It is therefore of the very greatest importance to the trade of this colony that the Canal de Arro should be explored and a correct survey prepared as soon as possible, showing the soundings, shoals, and anchorages where ships may bring-to in calms, or during the continuance of adverse winds ; and I beg most earnestly to recommend that measure to your consideration, especially as Her Majesty's Government would thereby render an essential service not only to this colony, but to the general interests of trade and navigation.
* Coal has been quoted at San Francisco at seventeen dollars per ton.—Ed.
9. Our excursion did not extend beyond the Inlet of Wentuhuysen, from whence we commenced our return to Victoria, after distributing small presents to the chiefs of the various tribes, with which they appeared highly satisfied.
10. In the course of that journey we observed traces of ironstone on several parts of the coast; and we also procured a rich specimen of copper ore, found in a distant part of Vancouver Island, which will be hereafter examined.
The Hudson Bay Company's schooner 'Cadborough' lately visited the coal district in Wentuhuysen Inlet, and succeeded in procuring, with the assistance of Indians, about 50 tons of coal in one day. The harbour is safe and accessible to vessels of any class, and the coal is within two cables' length of the anchorage; so that every circumstance connected with this valuable discovery is suggestive of success.
11. The Hudson Bay Company have also sent a small body of miners to examine the coal beds, and to commence immediate operations there.

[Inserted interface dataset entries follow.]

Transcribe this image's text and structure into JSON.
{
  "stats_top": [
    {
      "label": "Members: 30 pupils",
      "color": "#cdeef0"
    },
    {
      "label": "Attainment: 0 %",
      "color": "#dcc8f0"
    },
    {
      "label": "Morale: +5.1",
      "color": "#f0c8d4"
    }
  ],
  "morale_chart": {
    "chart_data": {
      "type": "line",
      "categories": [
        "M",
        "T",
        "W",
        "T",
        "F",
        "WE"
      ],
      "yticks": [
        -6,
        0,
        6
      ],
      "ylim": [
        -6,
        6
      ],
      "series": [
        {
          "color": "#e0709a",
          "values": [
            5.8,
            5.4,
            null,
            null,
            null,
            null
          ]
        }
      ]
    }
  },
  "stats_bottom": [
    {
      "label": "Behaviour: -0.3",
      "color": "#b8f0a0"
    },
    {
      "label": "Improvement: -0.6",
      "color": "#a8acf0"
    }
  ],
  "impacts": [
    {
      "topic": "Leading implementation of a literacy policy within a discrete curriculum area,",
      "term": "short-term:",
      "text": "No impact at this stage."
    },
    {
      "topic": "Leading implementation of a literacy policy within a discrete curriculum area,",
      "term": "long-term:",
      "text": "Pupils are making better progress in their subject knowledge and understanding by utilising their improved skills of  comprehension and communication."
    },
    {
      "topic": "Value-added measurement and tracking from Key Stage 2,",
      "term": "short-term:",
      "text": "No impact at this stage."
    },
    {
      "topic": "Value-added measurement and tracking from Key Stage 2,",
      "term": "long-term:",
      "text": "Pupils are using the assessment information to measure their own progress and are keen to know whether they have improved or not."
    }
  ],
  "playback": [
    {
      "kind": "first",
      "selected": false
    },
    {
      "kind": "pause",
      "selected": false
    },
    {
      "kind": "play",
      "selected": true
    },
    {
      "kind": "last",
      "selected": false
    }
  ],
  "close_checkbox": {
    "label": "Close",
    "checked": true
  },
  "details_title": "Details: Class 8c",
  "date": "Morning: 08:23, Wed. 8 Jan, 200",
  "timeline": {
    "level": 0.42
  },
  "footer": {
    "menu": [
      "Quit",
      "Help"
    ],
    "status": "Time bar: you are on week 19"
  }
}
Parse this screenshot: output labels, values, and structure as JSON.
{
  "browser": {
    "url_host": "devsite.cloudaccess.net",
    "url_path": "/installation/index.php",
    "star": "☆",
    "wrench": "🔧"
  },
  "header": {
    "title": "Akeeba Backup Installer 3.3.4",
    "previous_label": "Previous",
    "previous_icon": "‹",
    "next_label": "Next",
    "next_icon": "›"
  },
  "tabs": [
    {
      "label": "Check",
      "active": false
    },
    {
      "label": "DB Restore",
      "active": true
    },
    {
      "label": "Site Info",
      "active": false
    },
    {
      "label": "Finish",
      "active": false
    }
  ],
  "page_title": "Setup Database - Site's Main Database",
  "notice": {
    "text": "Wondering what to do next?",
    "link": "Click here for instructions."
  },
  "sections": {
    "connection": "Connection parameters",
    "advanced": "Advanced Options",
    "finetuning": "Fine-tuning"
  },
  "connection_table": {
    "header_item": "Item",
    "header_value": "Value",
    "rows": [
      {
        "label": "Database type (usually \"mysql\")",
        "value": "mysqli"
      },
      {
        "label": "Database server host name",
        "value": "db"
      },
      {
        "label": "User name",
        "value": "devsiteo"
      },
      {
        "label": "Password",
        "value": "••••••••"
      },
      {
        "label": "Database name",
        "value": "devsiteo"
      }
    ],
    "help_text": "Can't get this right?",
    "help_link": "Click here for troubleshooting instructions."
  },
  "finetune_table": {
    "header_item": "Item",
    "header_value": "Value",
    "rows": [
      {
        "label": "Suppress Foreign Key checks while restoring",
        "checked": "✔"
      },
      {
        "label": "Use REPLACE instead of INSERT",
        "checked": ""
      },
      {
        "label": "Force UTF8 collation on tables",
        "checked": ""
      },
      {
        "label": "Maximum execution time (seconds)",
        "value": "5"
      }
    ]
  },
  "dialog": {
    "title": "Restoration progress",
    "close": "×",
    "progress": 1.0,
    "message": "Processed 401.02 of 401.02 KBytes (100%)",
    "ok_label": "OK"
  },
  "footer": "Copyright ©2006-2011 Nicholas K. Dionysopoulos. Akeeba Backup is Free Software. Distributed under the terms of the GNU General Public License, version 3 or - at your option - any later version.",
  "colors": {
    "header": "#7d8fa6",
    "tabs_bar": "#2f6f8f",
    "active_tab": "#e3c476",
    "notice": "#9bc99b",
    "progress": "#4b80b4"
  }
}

12. Her Majesty's ship 'Thetis' arrived at Esquimault on the 22nd instant, direct from Queen Charlotte Islands; and, I believe, Captain Kupar has orders from the Commander-in-chief to remain on the coast till the month of January next, chiefly with the view of guarding the ports of Queen Charlotte Islands. The gold diggings in that quarter have not been productive this season, which has not, however, altered the general opinion entertained as to its wealth in the precious metals—the adventurers ascribing their late want of success simply to the circumstance of the true beds not having been discovered.
Fine specimens of lead and copper ore have also been procured on Queen Charlotte Islands, which, in a commercial view, gives it an additional value.
Note.—The discovery of gold in this part of Her Britannic Majesty's dominions was made by Captain Rooney, who commanded the schooner 'Susan Sturge,' * belonging to Messrs. Gray and Easterby, merchants at San Francisco, and by whom he was instructed to go up to Queen Charlotte Islands, and explore and see what business could be done with those islands that would be advantageous to the trade of San Francisco; and in the early part of the year 1852 he sailed for these northern islands, and on arrival made several discoveries—one of which 'was that, instead of there being (as is laid down on the charts) one large island, a group of three islands were found. He also discovered and named Victoria Island, Elliott Isles, Wansey Isle, and laid down the various places named in the sketch annexed. Having entertained friendly intercourse with the natives, whom he found anxious to trade with him, he returned to San Francisco in the latter part of May, and, beside bringing a variety of matters and things relating to the commerce that might be opened
* This schooner has since been taken and plundered by the natives of these very islands on the 26th of September, 1852.—Ed.